If you’re planning on employing someone, or if you are going to become an employee of your own limited company, you’ll need to get to grips with PAYE.

What is PAYE?

Pay As You Earn (PAYE) is the system that HM Revenue & Customs (HMRC) uses to collect Income Tax and National Insurance contributions from employees pay as they earn it. This only applies if they earn above a certain threshold.

A step-by-step guide to PAYE

  • Register as an employer with HMRC.
  • You’ll get a new employer registration letter, containing an Accounts Office reference and a PAYE (Pay As You Earn) reference.
  • You’ll also get a ’New Employer - getting started’ guide.
  • Choose your payroll software or a company that can run your payroll for you - visit HMRC for a recognised list of software providers
  • After you have run your weekly or monthly payroll you must pay the employee’s tax and NICs to HMRC, by the 22nd of each month for electronic payments. You also have to pay employer NICs to HMRC. If your payments are late you will be charged penalties and interest.
  • To work out how much you need to pay, you need to get your employee’s tax code. 
  • You will also need to inform HMRC in real time every time you pay your employees. This is known as RTI and came into force in April 2013.
  • After the end of the tax year (and by no later than 19 May), you will need to send HMRC your Employer Annual Return. This summarises your payroll figures for the year.
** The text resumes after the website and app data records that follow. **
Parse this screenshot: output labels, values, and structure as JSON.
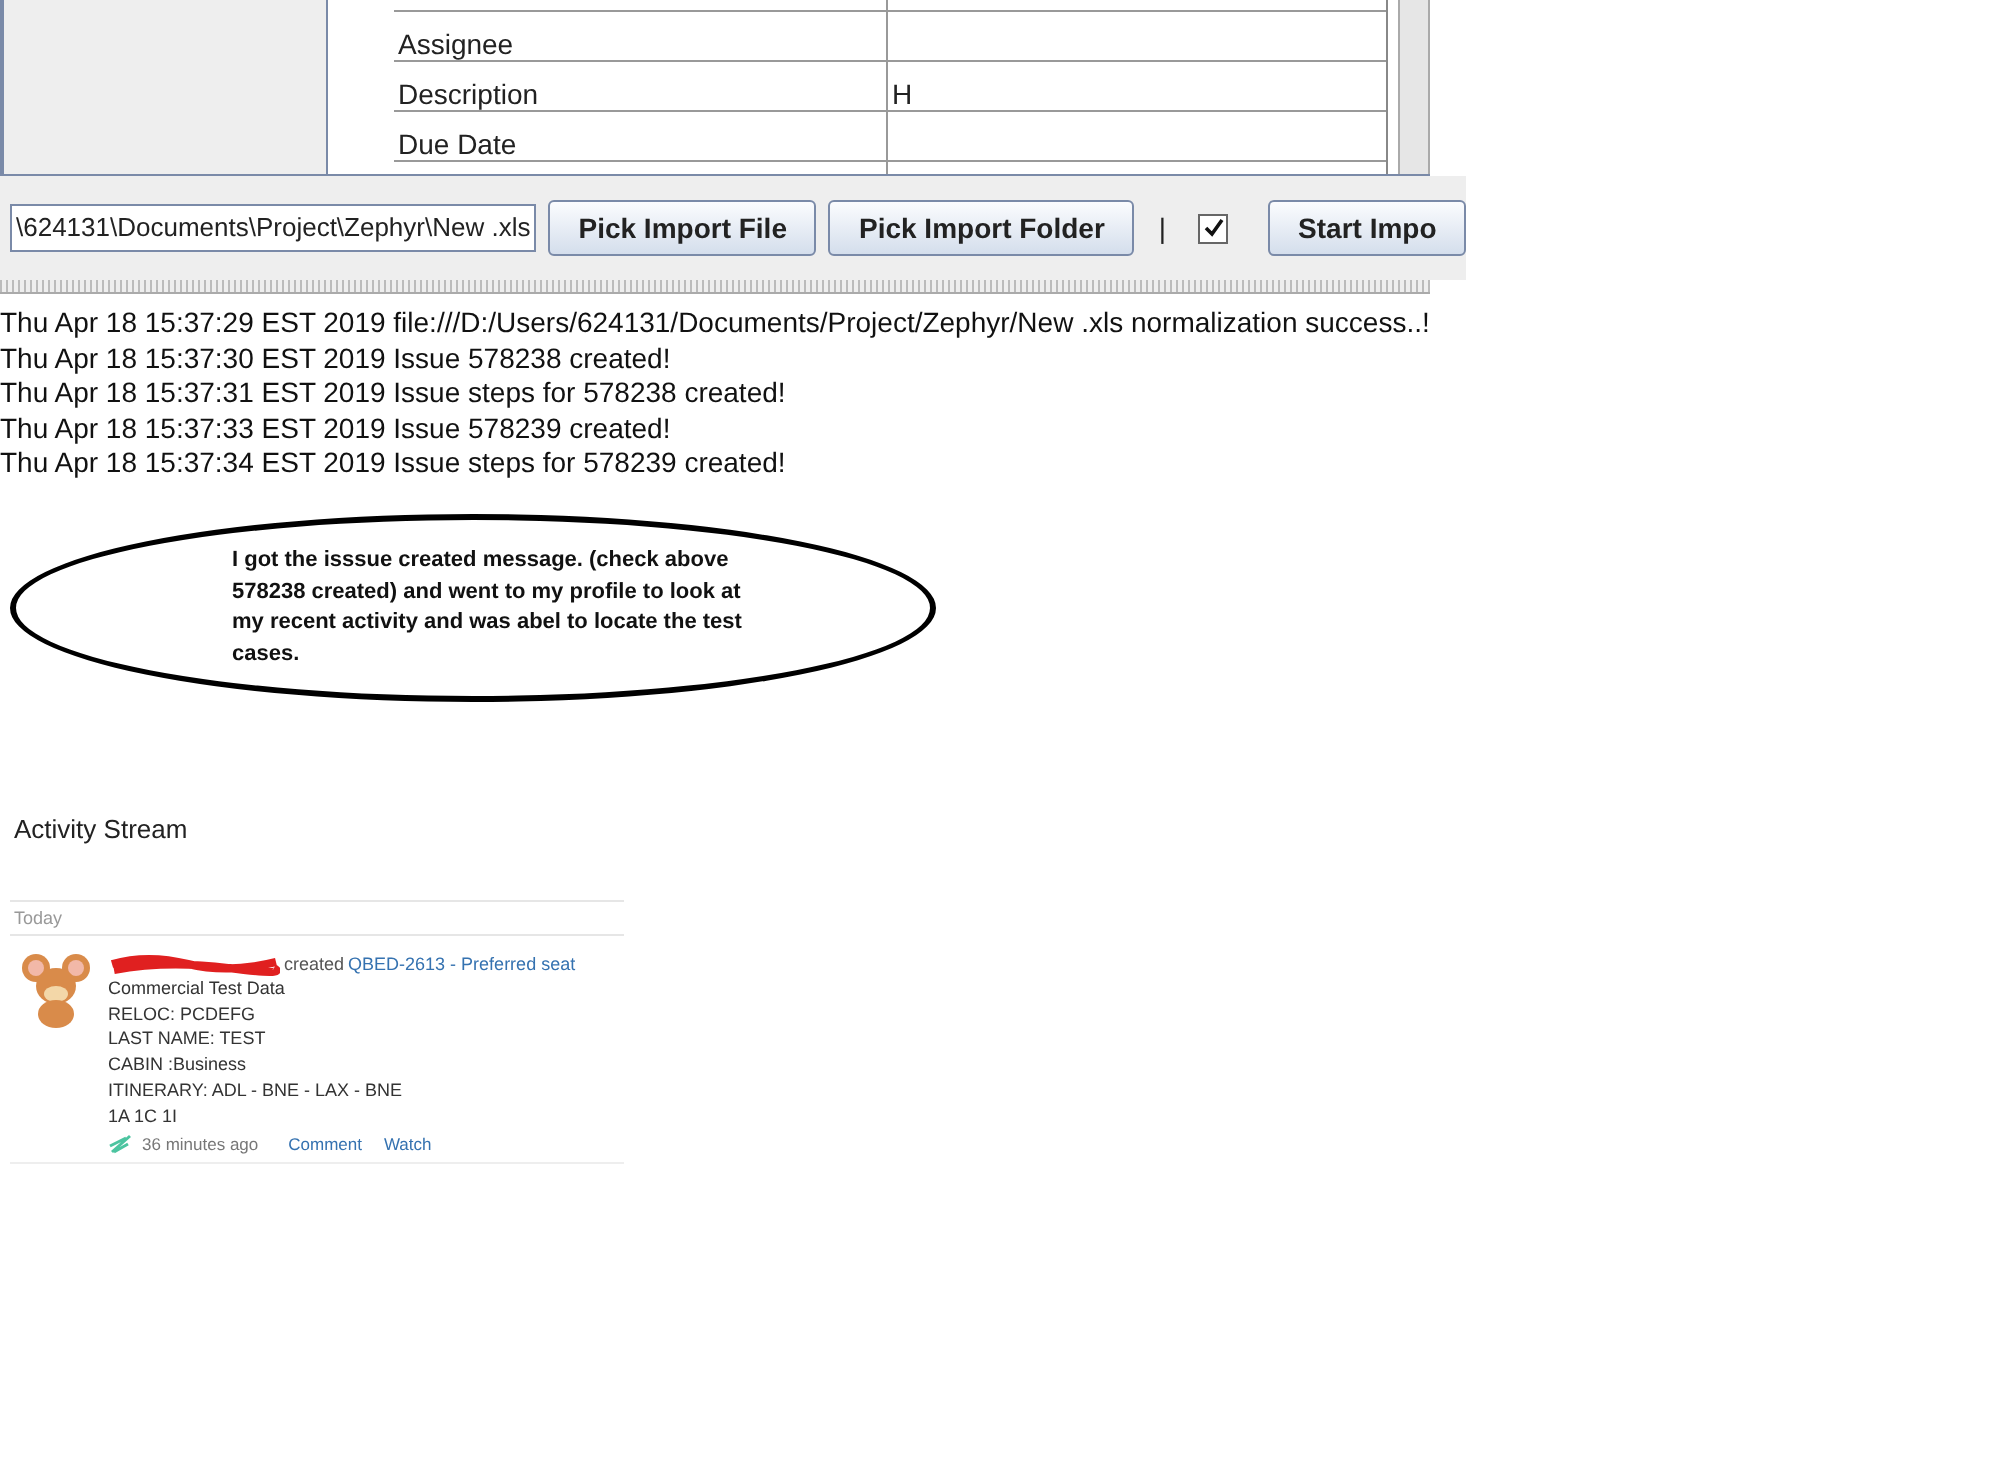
{
  "form_table": {
    "rows": [
      {
        "label": "Assignee"
      },
      {
        "label": "Description",
        "value": "H"
      },
      {
        "label": "Due Date"
      }
    ]
  },
  "toolbar": {
    "path_value": "\\624131\\Documents\\Project\\Zephyr\\New .xls",
    "buttons": [
      "Pick Import File",
      "Pick Import Folder"
    ],
    "separator": "|",
    "checkbox": {
      "checked": true
    },
    "start_button": "Start Impo"
  },
  "log": [
    "Thu Apr 18 15:37:29 EST 2019 file:///D:/Users/624131/Documents/Project/Zephyr/New .xls normalization success..!",
    "Thu Apr 18 15:37:30 EST 2019 Issue 578238 created!",
    "Thu Apr 18 15:37:31 EST 2019 Issue steps for 578238 created!",
    "Thu Apr 18 15:37:33 EST 2019 Issue 578239 created!",
    "Thu Apr 18 15:37:34 EST 2019 Issue steps for 578239 created!"
  ],
  "annotation": "I got the isssue created message. (check above 578238 created) and went to my profile to look at my recent activity and was abel to locate the test cases.",
  "activity": {
    "title": "Activity Stream",
    "group": "Today",
    "entries": [
      {
        "action": "created",
        "link": "QBED-2613 - Preferred seat",
        "details": [
          "Commercial Test Data",
          "RELOC: PCDEFG",
          "LAST NAME: TEST",
          "CABIN :Business",
          "ITINERARY: ADL - BNE - LAX - BNE",
          "1A 1C 1I"
        ],
        "time": "36 minutes ago",
        "actions": [
          "Comment",
          "Watch"
        ]
      }
    ]
  }
}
The list of requirements may seem daunting, but good payroll software will make it easier to manage.

How PAYE affects payslips

Every time you pay your employee you must give them a payslip (or pay statement). This should record the following:

  • gross pay, before deduction of tax or National Insurance contributions (NICs)
  • employee’s Class 1 NICs deducted
  • tax deducted
  • net pay, after deductions have been made

At the end of the tax year, you must give them a record of their pay and deductions on the P60 form.

Want to know more about payroll?

To find out more about how to run a payroll system, read our article here.

You can also visit the payroll section of the HMRC website for a full guide.